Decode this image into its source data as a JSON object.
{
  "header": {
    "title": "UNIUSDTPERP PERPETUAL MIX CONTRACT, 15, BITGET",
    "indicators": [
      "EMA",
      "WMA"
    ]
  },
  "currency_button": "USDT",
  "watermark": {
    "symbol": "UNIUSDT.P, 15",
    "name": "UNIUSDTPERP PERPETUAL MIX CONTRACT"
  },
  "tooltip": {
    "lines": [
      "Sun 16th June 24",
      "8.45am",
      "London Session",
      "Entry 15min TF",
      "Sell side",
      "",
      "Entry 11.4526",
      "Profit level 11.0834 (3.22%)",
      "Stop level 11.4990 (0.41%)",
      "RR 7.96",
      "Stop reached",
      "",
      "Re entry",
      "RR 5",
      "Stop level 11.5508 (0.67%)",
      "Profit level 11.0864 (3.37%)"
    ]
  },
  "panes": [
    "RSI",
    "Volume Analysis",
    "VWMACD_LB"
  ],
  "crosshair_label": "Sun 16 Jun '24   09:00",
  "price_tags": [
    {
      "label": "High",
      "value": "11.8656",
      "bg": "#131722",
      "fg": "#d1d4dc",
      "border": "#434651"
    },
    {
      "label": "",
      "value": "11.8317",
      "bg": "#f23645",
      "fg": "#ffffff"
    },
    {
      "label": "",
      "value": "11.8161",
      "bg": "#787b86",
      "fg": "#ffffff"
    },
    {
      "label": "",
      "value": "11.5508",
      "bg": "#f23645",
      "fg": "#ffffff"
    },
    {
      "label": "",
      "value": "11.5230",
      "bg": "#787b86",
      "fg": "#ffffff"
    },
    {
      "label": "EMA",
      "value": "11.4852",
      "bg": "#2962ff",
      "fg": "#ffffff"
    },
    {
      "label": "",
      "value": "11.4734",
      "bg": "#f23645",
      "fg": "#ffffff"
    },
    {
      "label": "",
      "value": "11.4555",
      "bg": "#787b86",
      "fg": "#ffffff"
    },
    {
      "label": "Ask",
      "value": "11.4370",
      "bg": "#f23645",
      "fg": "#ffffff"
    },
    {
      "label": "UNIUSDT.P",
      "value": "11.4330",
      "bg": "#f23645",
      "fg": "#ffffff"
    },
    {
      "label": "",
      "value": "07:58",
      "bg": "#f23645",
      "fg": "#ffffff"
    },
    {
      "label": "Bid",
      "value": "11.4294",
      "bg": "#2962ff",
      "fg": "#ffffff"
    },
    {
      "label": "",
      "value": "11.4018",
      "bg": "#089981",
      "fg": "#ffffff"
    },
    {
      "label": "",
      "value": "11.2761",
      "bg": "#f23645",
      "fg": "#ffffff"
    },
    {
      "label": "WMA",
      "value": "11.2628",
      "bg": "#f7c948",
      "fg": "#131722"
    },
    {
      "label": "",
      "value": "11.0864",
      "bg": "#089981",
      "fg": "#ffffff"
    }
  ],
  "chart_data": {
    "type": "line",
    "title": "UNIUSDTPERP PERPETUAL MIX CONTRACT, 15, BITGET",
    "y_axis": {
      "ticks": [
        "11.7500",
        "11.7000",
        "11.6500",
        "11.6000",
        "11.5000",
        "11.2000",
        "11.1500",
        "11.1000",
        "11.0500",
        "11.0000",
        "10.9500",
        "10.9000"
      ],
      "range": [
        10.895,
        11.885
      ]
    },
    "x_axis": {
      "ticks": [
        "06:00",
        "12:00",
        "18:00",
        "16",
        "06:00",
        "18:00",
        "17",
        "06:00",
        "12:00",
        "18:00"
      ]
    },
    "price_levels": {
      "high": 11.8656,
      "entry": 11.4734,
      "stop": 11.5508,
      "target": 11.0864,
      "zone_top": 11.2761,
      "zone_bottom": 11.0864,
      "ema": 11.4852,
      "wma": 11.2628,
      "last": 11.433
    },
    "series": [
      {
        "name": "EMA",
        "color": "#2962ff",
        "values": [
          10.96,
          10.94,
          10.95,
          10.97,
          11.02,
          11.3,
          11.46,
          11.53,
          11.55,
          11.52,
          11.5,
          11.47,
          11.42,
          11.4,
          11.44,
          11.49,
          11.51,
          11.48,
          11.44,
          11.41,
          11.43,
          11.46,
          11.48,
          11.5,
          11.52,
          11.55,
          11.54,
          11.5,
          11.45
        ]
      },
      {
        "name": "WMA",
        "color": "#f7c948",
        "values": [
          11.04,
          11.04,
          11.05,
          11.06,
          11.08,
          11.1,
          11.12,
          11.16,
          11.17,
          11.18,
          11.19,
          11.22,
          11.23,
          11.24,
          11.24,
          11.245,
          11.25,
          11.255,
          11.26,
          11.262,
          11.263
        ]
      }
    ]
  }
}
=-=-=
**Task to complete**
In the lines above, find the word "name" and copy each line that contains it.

**Output of the task**
    "name": "UNIUSDTPERP PERPETUAL MIX CONTRACT"
        "name": "EMA",
        "name": "WMA",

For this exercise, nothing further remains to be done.